That the official residences of Ranchi deputy commissioner Manoj Kumar and drinking water and sanitation minister C.P. Choudhary are a stone's throw from the grounds doesn't seem to make a difference. Let alone arranging modular toilets to stop open defecation, no corporation safai worker has been seen in the area in the past week.

"Morabadi grounds is a no-go zone for us now. It is embarrassing to see hundreds relieving themselves in the open. If this the situation in a VIP area, imagine what happens elsewhere in the city," said Manisha Singh, a local resident.

Another resident said makeshift food stalls that had mushroomed were littering even the Gandhi statue area.

Aspiring army jawans rued that they had little choice.

"Who likes to defecate in the open? We are required to queue up for entry pass (for physical test) from 2am. So, we stay here at night. But, there is no provision for us. There is no drinking water tap either," said Raghubar Kumar Das, who has come all the way from West Singhbhum, 190km away.

Deputy mayor Sanjeev Vijayvargiya said the RMC could not make arrangements without prior information. "If the army is carrying out such a big drive, it should have made arrangements or it could have contacted us in advance.

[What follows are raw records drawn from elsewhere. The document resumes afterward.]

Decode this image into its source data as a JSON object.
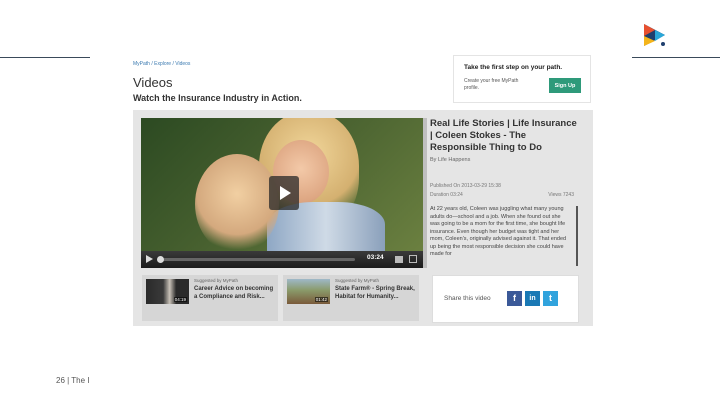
{
  "slide": {
    "footer": "26 | The I"
  },
  "site": {
    "breadcrumb": "MyPath / Explore / Videos",
    "page_title": "Videos",
    "subtitle": "Watch the Insurance Industry in Action."
  },
  "cta": {
    "heading": "Take the first step on your path.",
    "text": "Create your free MyPath profile.",
    "button": "Sign Up"
  },
  "player": {
    "time": "03:24",
    "progress": 0
  },
  "video_info": {
    "title": "Real Life Stories | Life Insurance | Coleen Stokes - The Responsible Thing to Do",
    "by": "By Life Happens",
    "published": "Published On 2013-03-29 15:38",
    "duration": "Duration 03:24",
    "views": "Views 7243",
    "description": "At 22 years old, Coleen was juggling what many young adults do—school and a job. When she found out she was going to be a mom for the first time, she bought life insurance. Even though her budget was tight and her mom, Coleen's, originally advised against it. That ended up being the most responsible decision she could have made for"
  },
  "suggested": [
    {
      "label": "Suggested by MyPath",
      "title": "Career Advice on becoming a Compliance and Risk...",
      "duration": "04:19"
    },
    {
      "label": "Suggested by MyPath",
      "title": "State Farm® - Spring Break, Habitat for Humanity...",
      "duration": "01:42"
    }
  ],
  "share": {
    "label": "Share this video",
    "facebook": "f",
    "linkedin": "in",
    "twitter": "t"
  },
  "colors": {
    "signup_button": "#2e9a7a",
    "facebook": "#3b5998",
    "linkedin": "#1a79b5",
    "twitter": "#31a3dd"
  }
}
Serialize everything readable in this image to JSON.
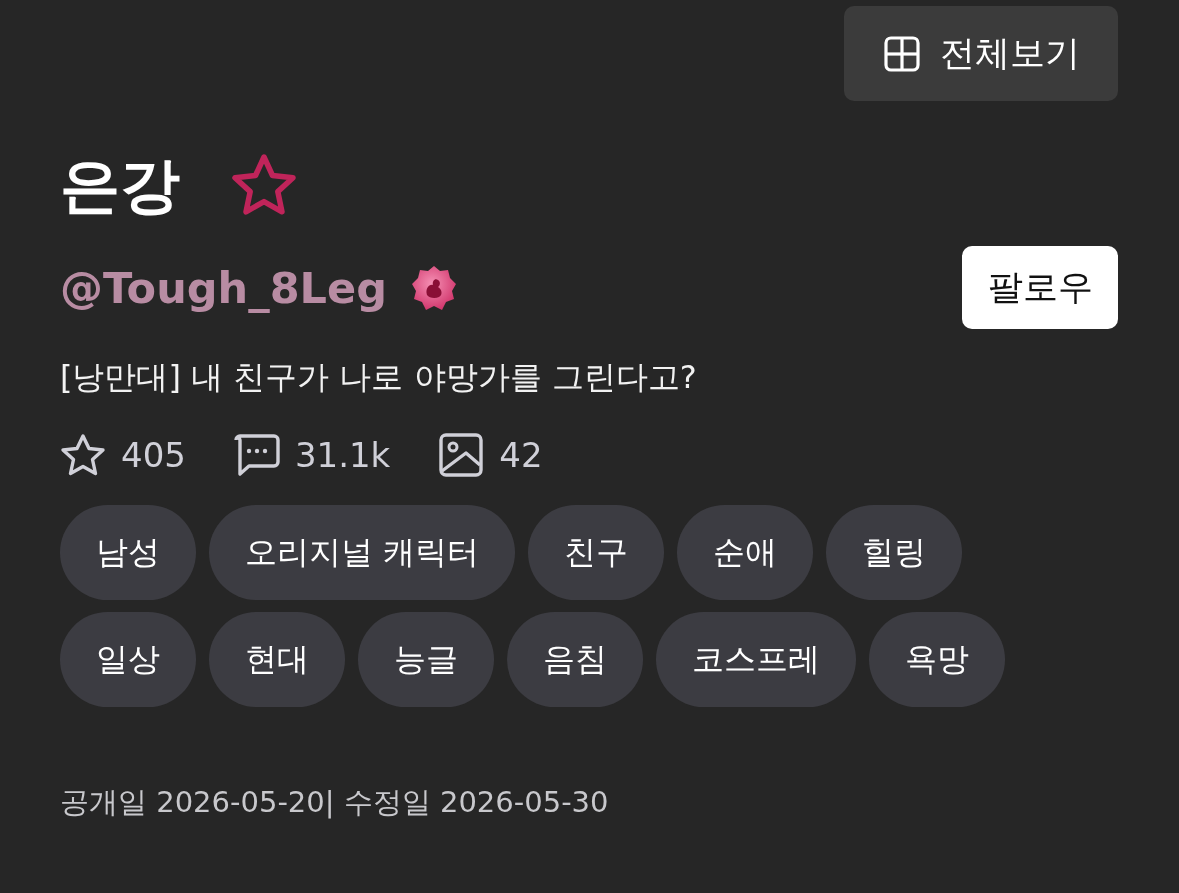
{
  "header": {
    "view_all_button": {
      "label": "전체보기"
    }
  },
  "title": {
    "text": "은강",
    "favorited": false
  },
  "author": {
    "handle": "@Tough_8Leg",
    "follow_label": "팔로우"
  },
  "description": "[낭만대] 내 친구가 나로 야망가를 그린다고?",
  "stats": [
    {
      "kind": "likes",
      "value": "405"
    },
    {
      "kind": "comments",
      "value": "31.1k"
    },
    {
      "kind": "images",
      "value": "42"
    }
  ],
  "tags": [
    "남성",
    "오리지널 캐릭터",
    "친구",
    "순애",
    "힐링",
    "일상",
    "현대",
    "능글",
    "음침",
    "코스프레",
    "욕망"
  ],
  "dates": "공개일 2026-05-20| 수정일 2026-05-30"
}
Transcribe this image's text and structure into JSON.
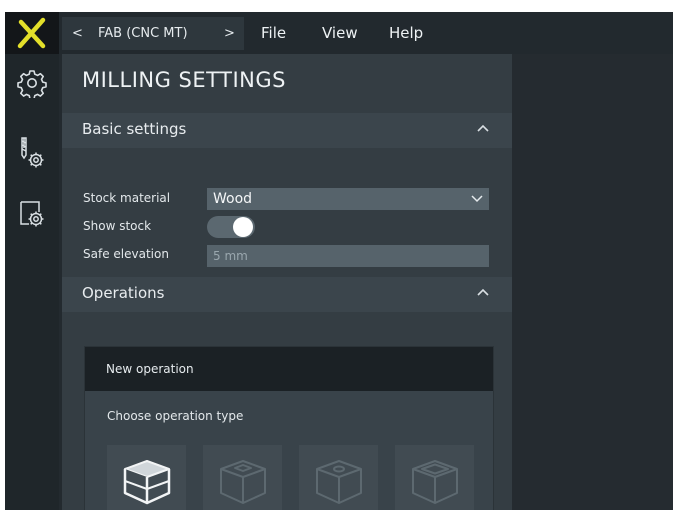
{
  "breadcrumb": {
    "back_glyph": "<",
    "label": "FAB (CNC MT)",
    "forward_glyph": ">"
  },
  "menu": [
    "File",
    "View",
    "Help"
  ],
  "rail": [
    {
      "icon": "gear-icon"
    },
    {
      "icon": "tool-settings-icon"
    },
    {
      "icon": "document-settings-icon"
    }
  ],
  "panel": {
    "title": "MILLING SETTINGS",
    "basic": {
      "title": "Basic settings",
      "stock_material_label": "Stock material",
      "stock_material_value": "Wood",
      "show_stock_label": "Show stock",
      "show_stock_on": true,
      "safe_elevation_label": "Safe elevation",
      "safe_elevation_placeholder": "5 mm"
    },
    "operations": {
      "title": "Operations",
      "card_title": "New operation",
      "choose_label": "Choose operation type",
      "types": [
        {
          "icon": "operation-cube-icon",
          "enabled": true
        },
        {
          "icon": "operation-pocket-icon",
          "enabled": false
        },
        {
          "icon": "operation-drill-icon",
          "enabled": false
        },
        {
          "icon": "operation-contour-icon",
          "enabled": false
        }
      ]
    }
  },
  "colors": {
    "logo_accent": "#e3df2a",
    "panel_bg": "#343d43",
    "header_bg": "#3b454c",
    "input_bg": "#56636b"
  }
}
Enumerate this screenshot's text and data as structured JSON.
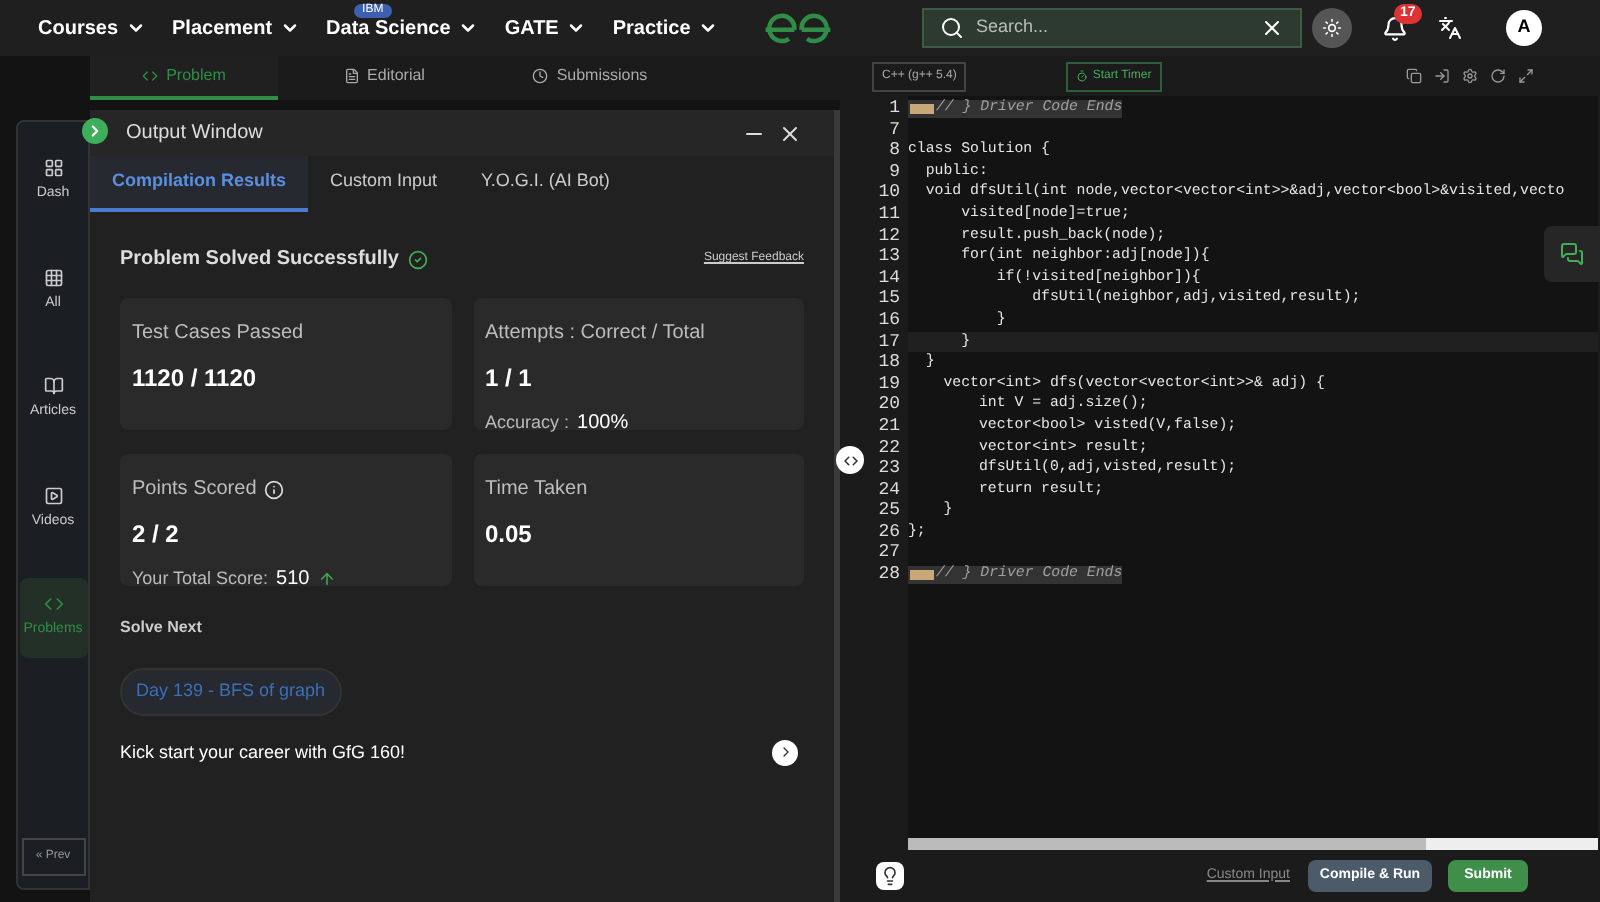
{
  "nav": {
    "items": [
      {
        "label": "Courses"
      },
      {
        "label": "Placement"
      },
      {
        "label": "Data Science",
        "badge": "IBM"
      },
      {
        "label": "GATE"
      },
      {
        "label": "Practice"
      }
    ],
    "search": {
      "placeholder": "Search..."
    },
    "notifications": "17",
    "avatar": "A"
  },
  "problem_tabs": [
    {
      "label": "Problem",
      "selected": true
    },
    {
      "label": "Editorial",
      "selected": false
    },
    {
      "label": "Submissions",
      "selected": false
    }
  ],
  "sidebar": {
    "items": [
      {
        "label": "Dash",
        "selected": false
      },
      {
        "label": "All",
        "selected": false
      },
      {
        "label": "Articles",
        "selected": false
      },
      {
        "label": "Videos",
        "selected": false
      },
      {
        "label": "Problems",
        "selected": true
      }
    ],
    "prev": "« Prev"
  },
  "output": {
    "title": "Output Window",
    "tabs": [
      {
        "label": "Compilation Results",
        "selected": true
      },
      {
        "label": "Custom Input",
        "selected": false
      },
      {
        "label": "Y.O.G.I. (AI Bot)",
        "selected": false
      }
    ],
    "status": "Problem Solved Successfully",
    "feedback": "Suggest Feedback",
    "cards": [
      {
        "title": "Test Cases Passed",
        "value": "1120 / 1120"
      },
      {
        "title": "Attempts : Correct / Total",
        "value": "1 / 1",
        "note_label": "Accuracy :",
        "note_value": "100%"
      },
      {
        "title": "Points Scored",
        "value": "2 / 2",
        "info": true,
        "note_label": "Your Total Score:",
        "note_value": "510",
        "trend_up": true
      },
      {
        "title": "Time Taken",
        "value": "0.05"
      }
    ],
    "solve_next": "Solve Next",
    "next_problem": "Day 139 - BFS of graph",
    "promo": "Kick start your career with GfG 160!"
  },
  "editor": {
    "language": "C++ (g++ 5.4)",
    "timer": "Start Timer",
    "lines": [
      {
        "number": "1",
        "kind": "comment",
        "text": "// } Driver Code Ends",
        "active": false
      },
      {
        "number": "7",
        "kind": "code",
        "active": false
      },
      {
        "number": "8",
        "kind": "code",
        "text": "class Solution {",
        "active": false
      },
      {
        "number": "9",
        "kind": "code",
        "text": "  public:",
        "active": false
      },
      {
        "number": "10",
        "kind": "code",
        "text": "  void dfsUtil(int node,vector<vector<int>>&adj,vector<bool>&visited,vecto",
        "active": false
      },
      {
        "number": "11",
        "kind": "code",
        "text": "      visited[node]=true;",
        "active": false
      },
      {
        "number": "12",
        "kind": "code",
        "text": "      result.push_back(node);",
        "active": false
      },
      {
        "number": "13",
        "kind": "code",
        "text": "      for(int neighbor:adj[node]){",
        "active": false
      },
      {
        "number": "14",
        "kind": "code",
        "text": "          if(!visited[neighbor]){",
        "active": false
      },
      {
        "number": "15",
        "kind": "code",
        "text": "              dfsUtil(neighbor,adj,visited,result);",
        "active": false
      },
      {
        "number": "16",
        "kind": "code",
        "text": "          }",
        "active": false
      },
      {
        "number": "17",
        "kind": "code",
        "text": "      }",
        "active": true
      },
      {
        "number": "18",
        "kind": "code",
        "text": "  }",
        "active": false
      },
      {
        "number": "19",
        "kind": "code",
        "text": "    vector<int> dfs(vector<vector<int>>& adj) {",
        "active": false
      },
      {
        "number": "20",
        "kind": "code",
        "text": "        int V = adj.size();",
        "active": false
      },
      {
        "number": "21",
        "kind": "code",
        "text": "        vector<bool> visted(V,false);",
        "active": false
      },
      {
        "number": "22",
        "kind": "code",
        "text": "        vector<int> result;",
        "active": false
      },
      {
        "number": "23",
        "kind": "code",
        "text": "        dfsUtil(0,adj,visted,result);",
        "active": false
      },
      {
        "number": "24",
        "kind": "code",
        "text": "        return result;",
        "active": false
      },
      {
        "number": "25",
        "kind": "code",
        "text": "    }",
        "active": false
      },
      {
        "number": "26",
        "kind": "code",
        "text": "};",
        "active": false
      },
      {
        "number": "27",
        "kind": "code",
        "active": false
      },
      {
        "number": "28",
        "kind": "comment",
        "text": "// } Driver Code Ends",
        "active": false
      }
    ],
    "custom_input": "Custom Input",
    "compile": "Compile & Run",
    "submit": "Submit"
  }
}
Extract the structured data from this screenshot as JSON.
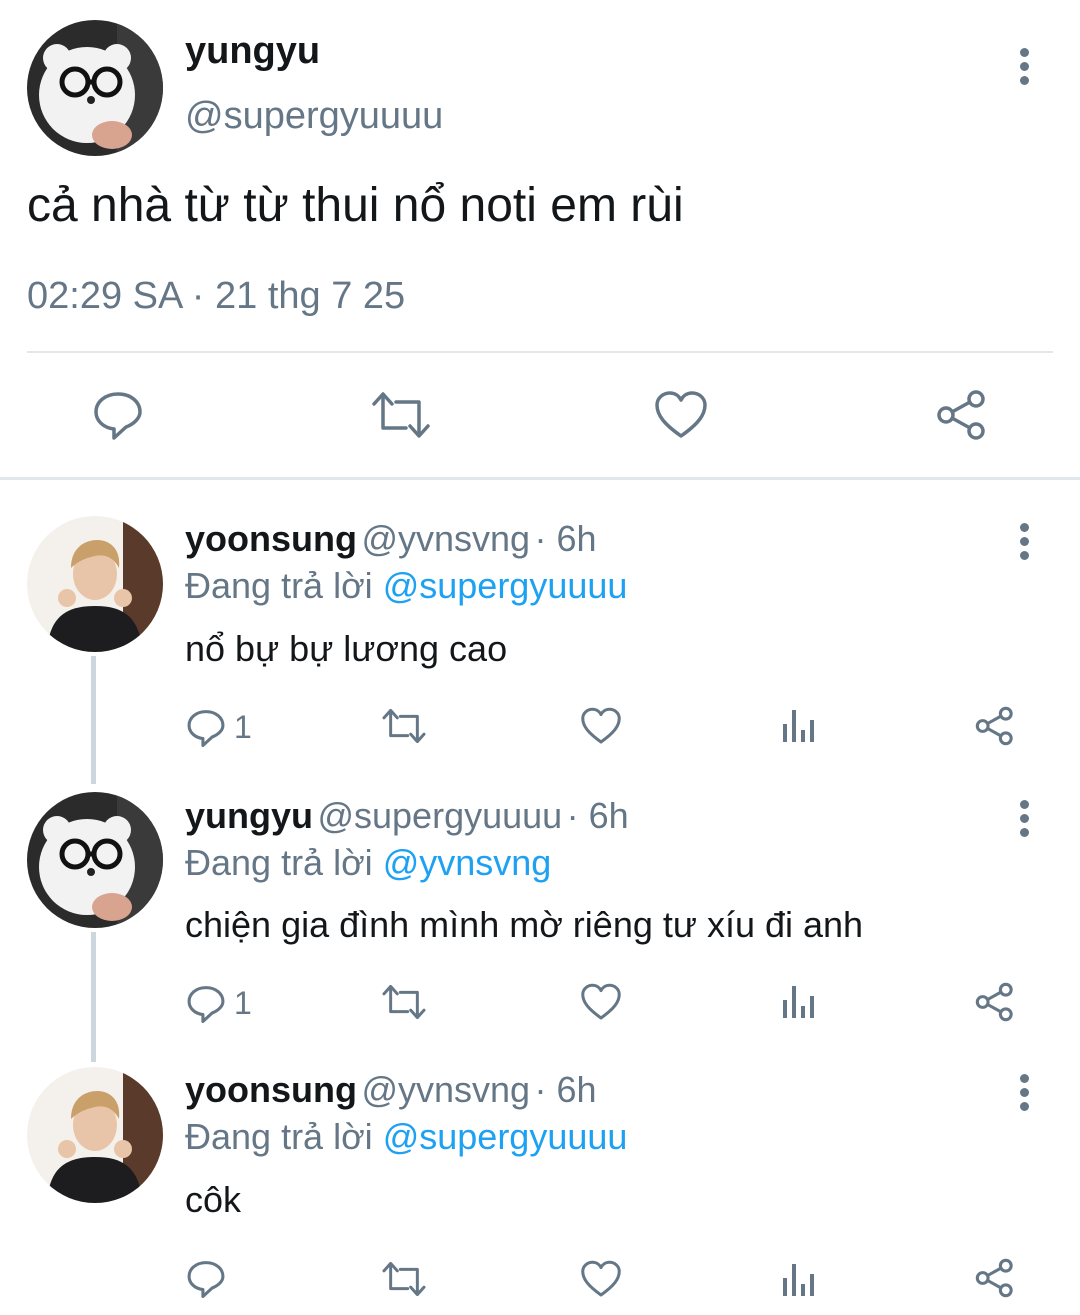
{
  "main_tweet": {
    "display_name": "yungyu",
    "handle": "@supergyuuuu",
    "text": "cả nhà từ từ thui nổ noti em rùi",
    "timestamp": "02:29 SA · 21 thg 7 25",
    "avatar_icon": "bear-plush-avatar",
    "actions": [
      "reply-icon",
      "retweet-icon",
      "like-icon",
      "share-icon"
    ]
  },
  "replies": [
    {
      "display_name": "yoonsung",
      "handle": "@yvnsvng",
      "time": "· 6h",
      "replying_prefix": "Đang trả lời",
      "replying_to": "@supergyuuuu",
      "text": "nổ bự bự lương cao",
      "reply_count": "1"
    },
    {
      "display_name": "yungyu",
      "handle": "@supergyuuuu",
      "time": "· 6h",
      "replying_prefix": "Đang trả lời",
      "replying_to": "@yvnsvng",
      "text": "chiện gia đình mình mờ riêng tư xíu đi anh",
      "reply_count": "1"
    },
    {
      "display_name": "yoonsung",
      "handle": "@yvnsvng",
      "time": "· 6h",
      "replying_prefix": "Đang trả lời",
      "replying_to": "@supergyuuuu",
      "text": "côk",
      "reply_count": ""
    }
  ],
  "colors": {
    "text_primary": "#14171a",
    "text_secondary": "#657786",
    "link": "#1da1f2",
    "divider": "#e1e8ed"
  }
}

To my knowledge, the RMC received no communication from the army or anyone else," he added.

Colonel S.S. Parhar, the recruitment director, said the army had given a written request to the administration.

"Stopping open defecation or sweeping garbage isn't our job," he added.